Task goal
Copy out every line of the records in which "Step" can be found.

----- Dataset records

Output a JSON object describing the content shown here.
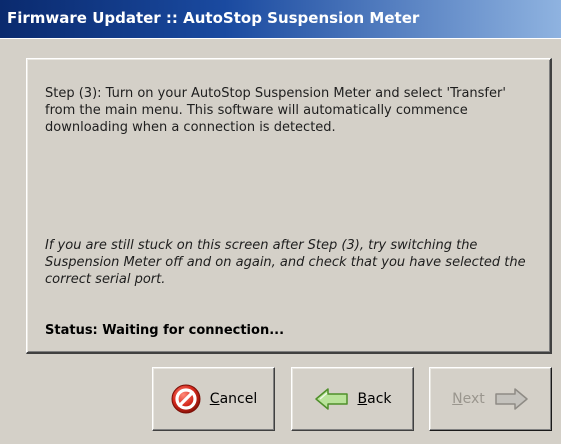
{
  "window": {
    "title": "Firmware Updater :: AutoStop Suspension Meter"
  },
  "main": {
    "step_text": "Step (3): Turn on your AutoStop Suspension Meter and select 'Transfer' from the main menu.  This software will automatically commence downloading when a connection is detected.",
    "hint_text": "If you are still stuck on this screen after Step (3), try switching the Suspension Meter off and on again, and check that you have selected the correct serial port.",
    "status_text": "Status: Waiting for connection..."
  },
  "buttons": {
    "cancel": {
      "mnemonic": "C",
      "rest": "ancel",
      "enabled": true
    },
    "back": {
      "mnemonic": "B",
      "rest": "ack",
      "enabled": true
    },
    "next": {
      "mnemonic": "N",
      "rest": "ext",
      "enabled": false
    }
  },
  "icons": {
    "cancel": "cancel-icon",
    "back": "arrow-left-icon",
    "next": "arrow-right-icon"
  },
  "colors": {
    "titlebar_start": "#0a2a6e",
    "titlebar_end": "#8fb3e0",
    "cancel_icon": "#d62a1e",
    "back_arrow": "#7ec94a",
    "disabled_text": "#9a968e",
    "panel_bg": "#d4d0c8"
  }
}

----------

Answer to the problem
    "step_text": "Step (3): Turn on your AutoStop Suspension Meter and select 'Transfer' from the main menu.  This software will automatically commence downloading when a connection is detected.",
    "hint_text": "If you are still stuck on this screen after Step (3), try switching the Suspension Meter off and on again, and check that you have selected the correct serial port.",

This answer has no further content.